But, the way I understand it, after so much build up, the light, and therefore heat, of the sun, will not be able to penetrate the layer of greenhouse gases. And who knows how long it take, hundreds maybe thousands of years, but the Earth will start to cool. And once a little bit of glacial ice takes hold it will be unstoppable. Ice reflects sunlight anyways and with so little getting through it’s effects will be even less.

The ice will continue to expand, unabated, until it has covered most of the planet and a new global ice age will begin. I forget exactly how that one ended but it had something to do with trapped methane escaping and other shit so it won’t be permanent. But it will be the end of modern human civilization. Or at least that’s how I understand it.

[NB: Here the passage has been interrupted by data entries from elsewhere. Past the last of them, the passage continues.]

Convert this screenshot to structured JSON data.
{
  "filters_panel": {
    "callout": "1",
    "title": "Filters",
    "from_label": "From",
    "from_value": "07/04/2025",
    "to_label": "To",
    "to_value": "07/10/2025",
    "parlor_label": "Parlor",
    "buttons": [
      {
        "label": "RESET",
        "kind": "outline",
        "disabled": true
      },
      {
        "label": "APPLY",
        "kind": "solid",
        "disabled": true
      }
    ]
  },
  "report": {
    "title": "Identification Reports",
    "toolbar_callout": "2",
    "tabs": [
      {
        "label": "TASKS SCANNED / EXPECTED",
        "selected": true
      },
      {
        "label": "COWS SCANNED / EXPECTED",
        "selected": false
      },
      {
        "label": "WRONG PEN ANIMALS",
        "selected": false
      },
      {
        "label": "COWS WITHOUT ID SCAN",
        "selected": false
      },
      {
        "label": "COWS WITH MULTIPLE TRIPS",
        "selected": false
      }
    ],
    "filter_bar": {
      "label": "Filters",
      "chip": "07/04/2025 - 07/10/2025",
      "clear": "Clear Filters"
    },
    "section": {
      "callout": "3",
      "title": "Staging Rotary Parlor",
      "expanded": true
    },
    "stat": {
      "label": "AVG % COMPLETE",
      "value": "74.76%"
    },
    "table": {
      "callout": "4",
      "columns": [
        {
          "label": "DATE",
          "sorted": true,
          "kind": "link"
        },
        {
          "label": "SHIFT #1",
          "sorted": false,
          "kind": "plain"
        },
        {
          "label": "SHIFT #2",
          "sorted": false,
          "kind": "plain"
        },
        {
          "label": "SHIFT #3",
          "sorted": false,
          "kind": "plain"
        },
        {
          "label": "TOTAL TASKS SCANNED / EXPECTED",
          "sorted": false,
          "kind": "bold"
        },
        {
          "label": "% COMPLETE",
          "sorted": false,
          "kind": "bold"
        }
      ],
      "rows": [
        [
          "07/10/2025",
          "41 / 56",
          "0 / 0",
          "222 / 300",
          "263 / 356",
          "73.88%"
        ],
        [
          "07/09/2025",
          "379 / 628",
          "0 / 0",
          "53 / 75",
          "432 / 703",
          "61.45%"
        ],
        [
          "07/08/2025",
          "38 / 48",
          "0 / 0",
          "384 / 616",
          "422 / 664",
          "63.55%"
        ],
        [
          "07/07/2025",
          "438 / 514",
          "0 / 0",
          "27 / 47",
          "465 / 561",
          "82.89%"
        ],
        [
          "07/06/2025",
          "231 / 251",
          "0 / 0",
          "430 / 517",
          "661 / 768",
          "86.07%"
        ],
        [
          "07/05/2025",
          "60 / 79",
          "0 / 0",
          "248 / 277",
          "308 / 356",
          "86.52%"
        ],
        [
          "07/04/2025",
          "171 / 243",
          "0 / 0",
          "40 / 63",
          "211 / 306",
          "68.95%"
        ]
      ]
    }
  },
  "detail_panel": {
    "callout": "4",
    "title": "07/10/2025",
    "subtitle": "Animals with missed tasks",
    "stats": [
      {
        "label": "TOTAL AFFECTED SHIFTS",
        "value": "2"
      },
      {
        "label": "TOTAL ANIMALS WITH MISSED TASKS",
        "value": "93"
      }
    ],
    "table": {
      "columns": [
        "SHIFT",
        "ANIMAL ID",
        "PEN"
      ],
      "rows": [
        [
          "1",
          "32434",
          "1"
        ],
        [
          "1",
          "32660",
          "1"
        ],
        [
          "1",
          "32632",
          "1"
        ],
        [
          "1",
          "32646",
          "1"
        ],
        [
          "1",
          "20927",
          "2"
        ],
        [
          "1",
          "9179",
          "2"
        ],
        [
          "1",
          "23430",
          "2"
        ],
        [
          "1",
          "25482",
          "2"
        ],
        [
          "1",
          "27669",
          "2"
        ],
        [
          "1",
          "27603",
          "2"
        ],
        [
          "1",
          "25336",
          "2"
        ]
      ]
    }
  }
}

One of the problems with flooding of islands is many of them are volcanic. When water hits lava, the result is often an explosion of steam and rock. So, an island which may not be completely flooded (because part of it is composed of higher elevations) would still be doomed.